Interview with NASA Astronaut Scott Kelly: An American Hero
Known around the world as the man who spent a year in space, Scott Kelly is an award winning astronaut and ex-fighter pilot who has had more meals in space than you’ve probably had at your in-laws. Kelly’s time in space has changed his perspective of life on Earth, he refers to this as “orbital perspective.”
Kelly says that “from space, you get a sense for ... the atmosphere and how thin and fragile it is,” and “how ... countries look much more closer together and interconnected… you see the earth without borders, without political borders.”
For most people, science-fiction movies and NASA footage are the closest they will ever get to being in space, whereas for Kelly, watching movies like Gravity while in orbit, was like watching your own home burn down while you’re still inside. Kelly feels that movies like Gravity are surprisingly accurate when it comes to how the International Space Station is depicted. However they still take liberty with suspension of disbelief, Kelly interjects about Gravity “but from a scientific standpoint, the physics and everything is really factually not accurate.”
Although Hollywood’s depiction of outer space typically involves asteroids hurtling towards the Earth’s atmosphere and astronauts getting lost on space walks, Kelly has not encountered any situation to the severity of these depictions.

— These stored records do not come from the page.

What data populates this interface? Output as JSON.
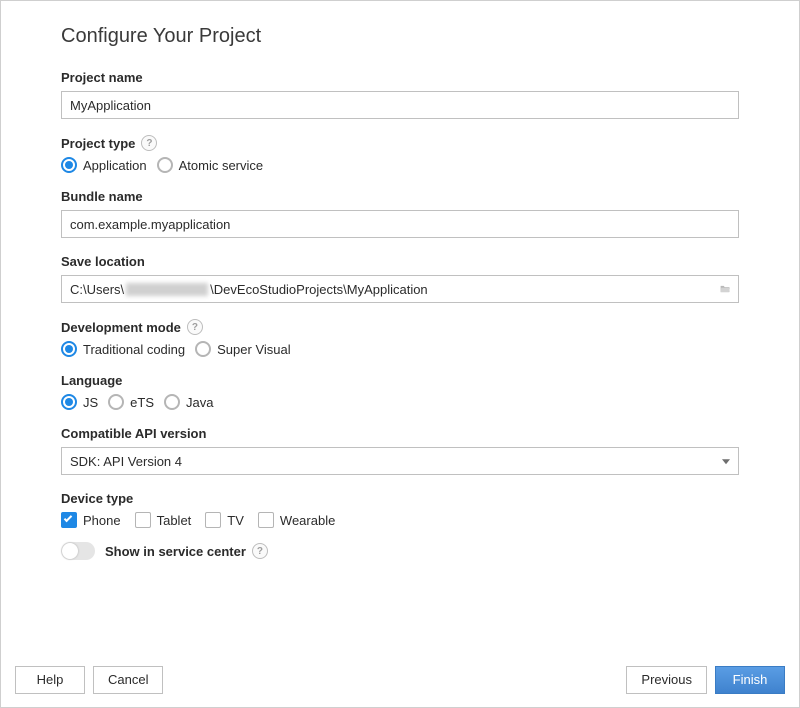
{
  "title": "Configure Your Project",
  "project_name": {
    "label": "Project name",
    "value": "MyApplication"
  },
  "project_type": {
    "label": "Project type",
    "options": [
      "Application",
      "Atomic service"
    ],
    "selected": 0
  },
  "bundle_name": {
    "label": "Bundle name",
    "value": "com.example.myapplication"
  },
  "save_location": {
    "label": "Save location",
    "prefix": "C:\\Users\\",
    "suffix": "\\DevEcoStudioProjects\\MyApplication"
  },
  "dev_mode": {
    "label": "Development mode",
    "options": [
      "Traditional coding",
      "Super Visual"
    ],
    "selected": 0
  },
  "language": {
    "label": "Language",
    "options": [
      "JS",
      "eTS",
      "Java"
    ],
    "selected": 0
  },
  "api_version": {
    "label": "Compatible API version",
    "value": "SDK: API Version 4"
  },
  "device_type": {
    "label": "Device type",
    "options": [
      {
        "label": "Phone",
        "checked": true
      },
      {
        "label": "Tablet",
        "checked": false
      },
      {
        "label": "TV",
        "checked": false
      },
      {
        "label": "Wearable",
        "checked": false
      }
    ]
  },
  "service_center": {
    "label": "Show in service center",
    "on": false
  },
  "footer": {
    "help": "Help",
    "cancel": "Cancel",
    "previous": "Previous",
    "finish": "Finish"
  }
}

“I mean we’ve had stuff, [but] nothing ever to the point where I thought I was going to get killed… my second space shuttle flight we had a piece of foam fall off and put a big hole in the bottom of the space shuttle, we had a little bit of concern that we might end up like the Columbia Space Shuttle,” Kelly said. In 2003, the Space Shuttle Columbia disintegrated upon re-entry of the Earth’s atmosphere, resulting in the deaths of all seven crew members on board.
Space Shuttle Columbia's remains falling to earth
Kellys time in space was spent dissecting mice, partaking in daily workouts, and taking the occasional space walk. “My first space walk I did, I was doing some work in a position that kind of made me feel like I was on the bow of a ship, with the whole space station behind me and the Earth below, and it was an incredibly beautiful sight.”
Even though Kelly has actually been outside of the International Space Station, floating in outer space, Kelly’s most memorable moment as an astronaut to date was his “first launch on the space shuttle.” There is an “incredible amount of energy involved and you know you understand that you’re basically this bomb of solid rocket motors, and you just light ‘em and they're gonna burn ‘till they're done, there's nothing you can do about it.“
Scott preparing for launch
After 340 consecutive days in orbit, Kelly was confronted with the new challenge of re-acclimating to his life back on Earth. This was not his first time returning to the atmosphere, thus Kelly was aware that there is much more than just a physical transition once under the influences of gravity.
“Psychologically, I think it takes 6-8 months to kinda feel back to normal,” Kelly experienced, “you're living in an enclosed very controlled environment, to then not have that anymore I think it's probably similar to when someone has been in prison and then been released, and they kinda don’t know what to do because they don’t have someone telling them.”
Part of coming back down to Earth is finding a new purpose and role, something Kelly light heartedly jokes about, saying he is not sure if he has found that yet. Kelly thinks that eventually “you just come to terms with it. I worked for the government, the US government for 30 years, and to go from doing that kind of work to not, is not really an easy thing. You know eventually, you realize at some point you know things change, and you have to just move on and do something else.”
Kelly on board the International Space Station
Finishing up his book tour for Endurance, one of Amazon’s best books of October 2017, Kelly has spent his time back on Earth adjusting to being human. Driving his blue Corvette Stingray in downtown Houston, spending time with his two daughters, Charlotte and Samantha, as well as getting married to his long-time girlfriend Amiko, are ways in which Captain Kelly has slowly traded in his life in space for his life on Earth.
Written by Grace Kelman & Edited by Alexander Fleiss